This is an interactive installation that lets you "draw" with a laser pointer and a projector. At the core of this system is a program that isolates and tracks what's happening on the projection screen that can be used for much more.
produced by: Keita Ikeda
Concept and background research
This is an extension of my installation LaserDraw, which lets the viewer "draw" with a laser pointer using a projector. I implemented a similar system with the proprietary node-based programming environment Isadora. In this project, I wanted to implement the system myself so that I could have a lower-level access to its inner workings, which would enable me to utilise it for future projects.
The inspiration for this piece came from two pieces of work. One is EyeWriter by Graffiti Research Lab. This piece enabled graffiti artists with ALS to "draw" on buildings again, using eye tracking technology and a projector. The second piece is Apparition by Klaus Obermaier and Ars Electronica Futurelab. It uses body projection, a system that tracks bodies on stage and projects on those bodies in isolation.
There is an abundance of works that use interactive projection, but these pieces stood out to me. I was drawn to the way in which they engaged with the physicality of the users and performers, and the space in which these works take place, not just the projection screen. The interaction seemed somehow more physical and involved this way, compared to the pieces that, say, simply tracks movements of the viewers and projects on a screen in front of them. It's the precision of the eye tracking and the fact that the projection is on the dancers; the projection and the participants feel more integrated, in that the intent of the user/performer is strongly reflected in the output.

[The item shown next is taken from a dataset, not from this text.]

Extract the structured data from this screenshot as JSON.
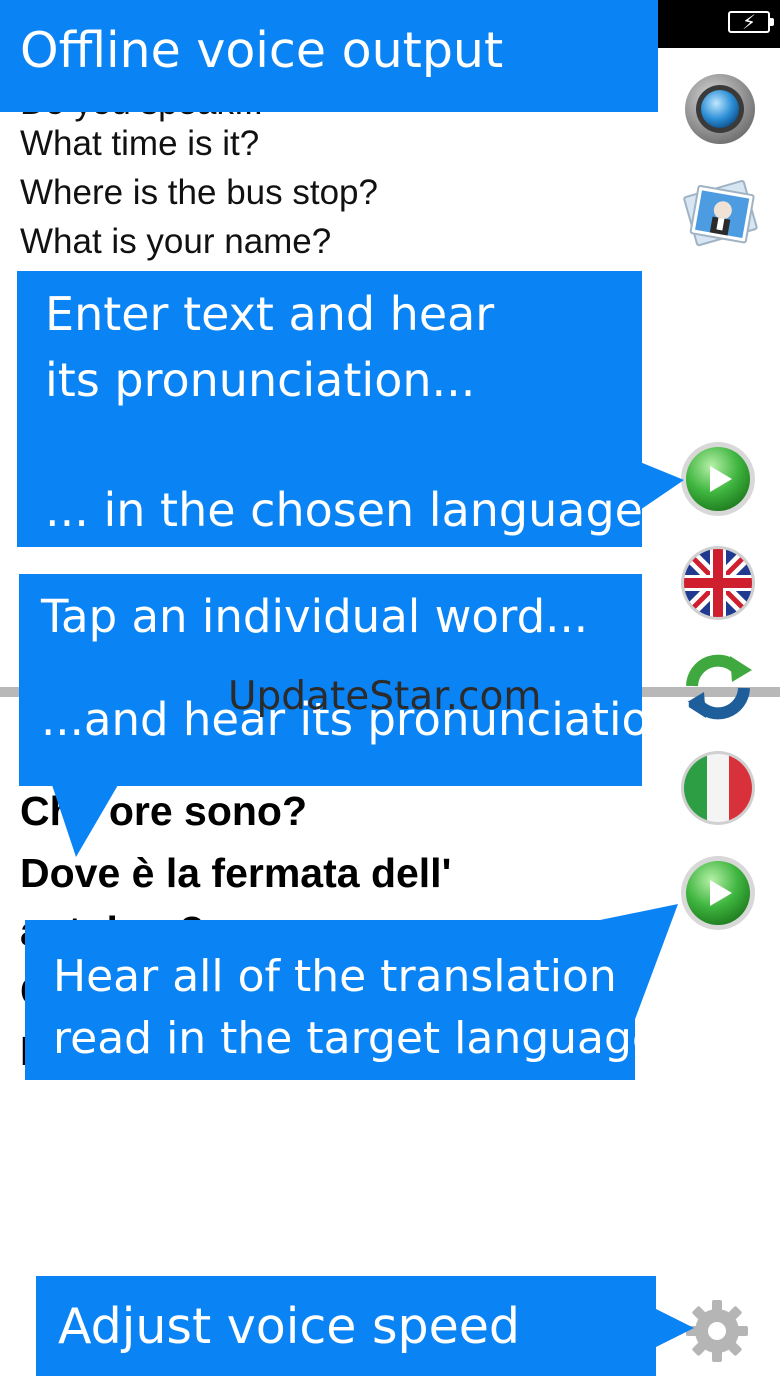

I wanted to build a dynamic system that enabled me to do similar things -- to track what's happening on the projection screen and the space. For this project, I built a drawing app similar to EyeWriter, but with a laser pointer, and some added features. I wanted the piece to feel more ephemeral, so I made the points in the lines disappear when the number of points exceeds a threshold. Each point also draws lines to every other point, creating a snake-like movement and fan-like aesthetic.

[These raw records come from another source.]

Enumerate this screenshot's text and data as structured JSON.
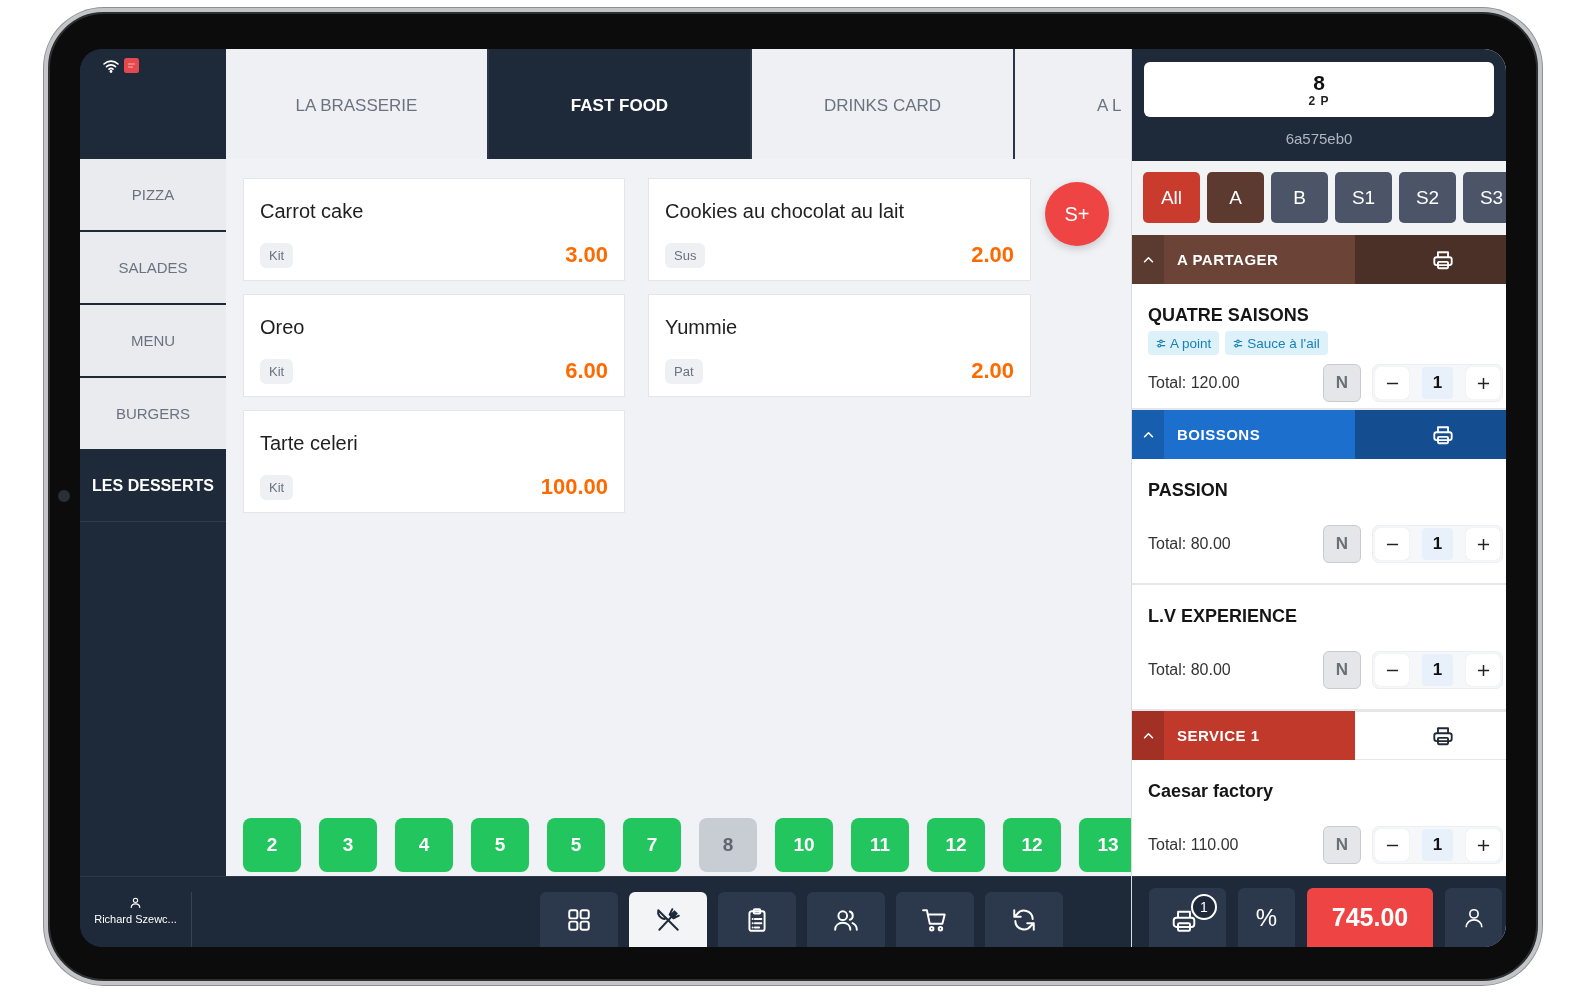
{
  "sidebar": {
    "categories": [
      {
        "label": "PIZZA",
        "selected": false
      },
      {
        "label": "SALADES",
        "selected": false
      },
      {
        "label": "MENU",
        "selected": false
      },
      {
        "label": "BURGERS",
        "selected": false
      },
      {
        "label": "LES DESSERTS",
        "selected": true
      }
    ]
  },
  "menu_tabs": [
    {
      "label": "LA BRASSERIE",
      "selected": false
    },
    {
      "label": "FAST FOOD",
      "selected": true
    },
    {
      "label": "DRINKS CARD",
      "selected": false
    },
    {
      "label": "A L",
      "selected": false
    }
  ],
  "products": [
    {
      "name": "Carrot cake",
      "tag": "Kit",
      "price": "3.00"
    },
    {
      "name": "Cookies au chocolat au lait",
      "tag": "Sus",
      "price": "2.00"
    },
    {
      "name": "Oreo",
      "tag": "Kit",
      "price": "6.00"
    },
    {
      "name": "Yummie",
      "tag": "Pat",
      "price": "2.00"
    },
    {
      "name": "Tarte celeri",
      "tag": "Kit",
      "price": "100.00"
    }
  ],
  "quick_add_button": "S+",
  "number_buttons": [
    {
      "label": "2",
      "disabled": false
    },
    {
      "label": "3",
      "disabled": false
    },
    {
      "label": "4",
      "disabled": false
    },
    {
      "label": "5",
      "disabled": false
    },
    {
      "label": "5",
      "disabled": false
    },
    {
      "label": "7",
      "disabled": false
    },
    {
      "label": "8",
      "disabled": true
    },
    {
      "label": "10",
      "disabled": false
    },
    {
      "label": "11",
      "disabled": false
    },
    {
      "label": "12",
      "disabled": false
    },
    {
      "label": "12",
      "disabled": false
    },
    {
      "label": "13",
      "disabled": false
    }
  ],
  "user": {
    "name": "Richard Szewc..."
  },
  "toolbar": [
    {
      "selected": false
    },
    {
      "selected": true
    },
    {
      "selected": false
    },
    {
      "selected": false
    },
    {
      "selected": false
    },
    {
      "selected": false
    }
  ],
  "order": {
    "table_number": "8",
    "guests": "2 P",
    "order_id": "6a575eb0",
    "filters": [
      {
        "label": "All",
        "color": "#c93b2d"
      },
      {
        "label": "A",
        "color": "#5c3a30"
      },
      {
        "label": "B",
        "color": "#4b5567"
      },
      {
        "label": "S1",
        "color": "#4b5567"
      },
      {
        "label": "S2",
        "color": "#4b5567"
      },
      {
        "label": "S3",
        "color": "#4b5567"
      }
    ],
    "sections": [
      {
        "title": "A PARTAGER",
        "color": "#6b4437",
        "expanded": true,
        "sent": true,
        "items": [
          {
            "name": "QUATRE SAISONS",
            "modifiers": [
              "A point",
              "Sauce à l'ail"
            ],
            "total": "Total: 120.00",
            "note_button": "N",
            "quantity": "1"
          }
        ]
      },
      {
        "title": "BOISSONS",
        "color": "#1c6fcd",
        "expanded": true,
        "sent": true,
        "items": [
          {
            "name": "PASSION",
            "total": "Total: 80.00",
            "note_button": "N",
            "quantity": "1"
          },
          {
            "name": "L.V EXPERIENCE",
            "total": "Total: 80.00",
            "note_button": "N",
            "quantity": "1"
          }
        ]
      },
      {
        "title": "SERVICE 1",
        "color": "#c0392b",
        "expanded": true,
        "sent": false,
        "items": [
          {
            "name": "Caesar factory",
            "total": "Total: 110.00",
            "note_button": "N",
            "quantity": "1"
          }
        ]
      }
    ]
  },
  "footer": {
    "print_badge": "1",
    "discount_button": "%",
    "total": "745.00"
  }
}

At the core of this system is a class that I wrote, called Cutout. It enables the user to pass the webcam input as a pixel array, and set an area (a quad) within that input to be output as a rectangular image, either as a pixel array or as an ofImage object. Using the class method setQuad(), the user can define a quad by simply dragging the four corners of the quad, indicated by the red lines and circles, to their desired location. The method setCutout() processes this information by mapping and interpolating between 2D vectors set by the user. The resulting pixel array can be drawn on screen with the draw() method. It can also be accessed with getCutoutPixels() for further processing. The class has some utility methods, like getWidth() and getTopLeft().
Given the aspect ratio of the input and the output pixel arrays are the same, this class can be used to accurately map what's happening on the projection screen (that's not done by the program) to the output from the projector. It's the inverse of ofxPiMapper, if you like. In this project, I took the cutout's brightest pixel and added a point to the line at its location to give the illusion of drawing with a laser pointer.
This class allows for a rudimentary body tracking as well. The logic is quite simple: if there's a shadow on the projection screen, there must be an object in front of the projector. For the demo below, I created a mask whose pixels are transparent where shadows are by looking at the brightness of the pixels. The content can then be drawn behind this mask, resulting in the program only projecting on objects in front of the screen.
I specifically undertook this project with the intention to build a system for potential future development. I would like to explore different aesthetics and systems in which this program can be used. I noticed that a collaboration with a dancer/performer would benefit the body tracking element, for obvious reasons. I simply didn't have time to develop this aspect further.
I am happy with the system that I built; it does everything as I initially intended. Having said that, my focus was given primarily to the technical implementation at the cost of creative development.